Exercise goal: For the records that follow, restate each one word for word and leave the images behind.

Dataset rows describing interfaces:
Content starts
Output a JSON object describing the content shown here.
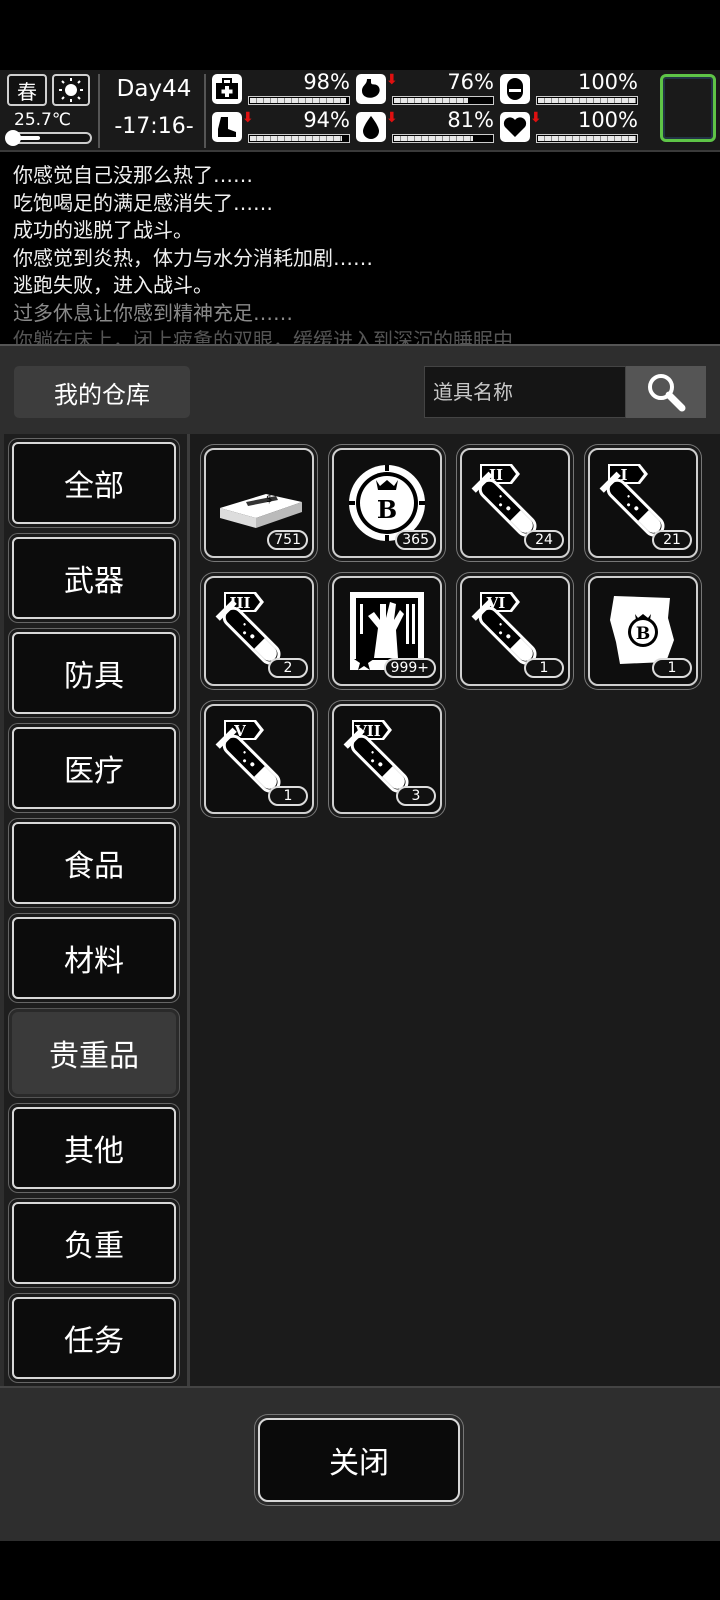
{
  "status": {
    "season": "春",
    "temperature": "25.7℃",
    "thermometer_level": 0.38,
    "day": "Day44",
    "time": "-17:16-",
    "stats": [
      {
        "icon": "medkit-icon",
        "value": "98%",
        "level": 0.98,
        "down": false
      },
      {
        "icon": "stomach-icon",
        "value": "76%",
        "level": 0.76,
        "down": true
      },
      {
        "icon": "pill-icon",
        "value": "100%",
        "level": 1.0,
        "down": false
      },
      {
        "icon": "boot-icon",
        "value": "94%",
        "level": 0.94,
        "down": true
      },
      {
        "icon": "water-drop-icon",
        "value": "81%",
        "level": 0.81,
        "down": true
      },
      {
        "icon": "heart-icon",
        "value": "100%",
        "level": 1.0,
        "down": true
      }
    ]
  },
  "log": {
    "lines": [
      "你感觉自己没那么热了……",
      "吃饱喝足的满足感消失了……",
      "成功的逃脱了战斗。",
      "你感觉到炎热，体力与水分消耗加剧……",
      "逃跑失败，进入战斗。",
      "过多休息让你感到精神充足……",
      "你躺在床上，闭上疲惫的双眼，缓缓进入到深沉的睡眠中……"
    ]
  },
  "warehouse": {
    "title": "我的仓库",
    "search_placeholder": "道具名称",
    "categories": [
      "全部",
      "武器",
      "防具",
      "医疗",
      "食品",
      "材料",
      "贵重品",
      "其他",
      "负重",
      "任务"
    ],
    "active_category": "贵重品",
    "items": [
      {
        "icon": "cash-bundle-icon",
        "qty": "751"
      },
      {
        "icon": "bitcoin-coin-icon",
        "qty": "365"
      },
      {
        "icon": "test-tube-ii-icon",
        "numeral": "II",
        "qty": "24"
      },
      {
        "icon": "test-tube-i-icon",
        "numeral": "I",
        "qty": "21"
      },
      {
        "icon": "test-tube-iii-icon",
        "numeral": "III",
        "qty": "2"
      },
      {
        "icon": "zombie-card-icon",
        "qty": "999+"
      },
      {
        "icon": "test-tube-vi-icon",
        "numeral": "VI",
        "qty": "1"
      },
      {
        "icon": "bitcoin-paper-icon",
        "qty": "1"
      },
      {
        "icon": "test-tube-v-icon",
        "numeral": "V",
        "qty": "1"
      },
      {
        "icon": "test-tube-vii-icon",
        "numeral": "VII",
        "qty": "3"
      }
    ],
    "close_label": "关闭"
  },
  "colors": {
    "accent_green": "#5ec447",
    "down_arrow": "#e01010",
    "panel_bg": "#2e2e2e"
  }
}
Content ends
Response for this exercise:
Output a JSON object describing the content shown here.
{
  "status": {
    "season": "春",
    "temperature": "25.7℃",
    "thermometer_level": 0.38,
    "day": "Day44",
    "time": "-17:16-",
    "stats": [
      {
        "icon": "medkit-icon",
        "value": "98%",
        "level": 0.98,
        "down": false
      },
      {
        "icon": "stomach-icon",
        "value": "76%",
        "level": 0.76,
        "down": true
      },
      {
        "icon": "pill-icon",
        "value": "100%",
        "level": 1.0,
        "down": false
      },
      {
        "icon": "boot-icon",
        "value": "94%",
        "level": 0.94,
        "down": true
      },
      {
        "icon": "water-drop-icon",
        "value": "81%",
        "level": 0.81,
        "down": true
      },
      {
        "icon": "heart-icon",
        "value": "100%",
        "level": 1.0,
        "down": true
      }
    ]
  },
  "log": {
    "lines": [
      "你感觉自己没那么热了……",
      "吃饱喝足的满足感消失了……",
      "成功的逃脱了战斗。",
      "你感觉到炎热，体力与水分消耗加剧……",
      "逃跑失败，进入战斗。",
      "过多休息让你感到精神充足……",
      "你躺在床上，闭上疲惫的双眼，缓缓进入到深沉的睡眠中……"
    ]
  },
  "warehouse": {
    "title": "我的仓库",
    "search_placeholder": "道具名称",
    "categories": [
      "全部",
      "武器",
      "防具",
      "医疗",
      "食品",
      "材料",
      "贵重品",
      "其他",
      "负重",
      "任务"
    ],
    "active_category": "贵重品",
    "items": [
      {
        "icon": "cash-bundle-icon",
        "qty": "751"
      },
      {
        "icon": "bitcoin-coin-icon",
        "qty": "365"
      },
      {
        "icon": "test-tube-ii-icon",
        "numeral": "II",
        "qty": "24"
      },
      {
        "icon": "test-tube-i-icon",
        "numeral": "I",
        "qty": "21"
      },
      {
        "icon": "test-tube-iii-icon",
        "numeral": "III",
        "qty": "2"
      },
      {
        "icon": "zombie-card-icon",
        "qty": "999+"
      },
      {
        "icon": "test-tube-vi-icon",
        "numeral": "VI",
        "qty": "1"
      },
      {
        "icon": "bitcoin-paper-icon",
        "qty": "1"
      },
      {
        "icon": "test-tube-v-icon",
        "numeral": "V",
        "qty": "1"
      },
      {
        "icon": "test-tube-vii-icon",
        "numeral": "VII",
        "qty": "3"
      }
    ],
    "close_label": "关闭"
  },
  "colors": {
    "accent_green": "#5ec447",
    "down_arrow": "#e01010",
    "panel_bg": "#2e2e2e"
  }
}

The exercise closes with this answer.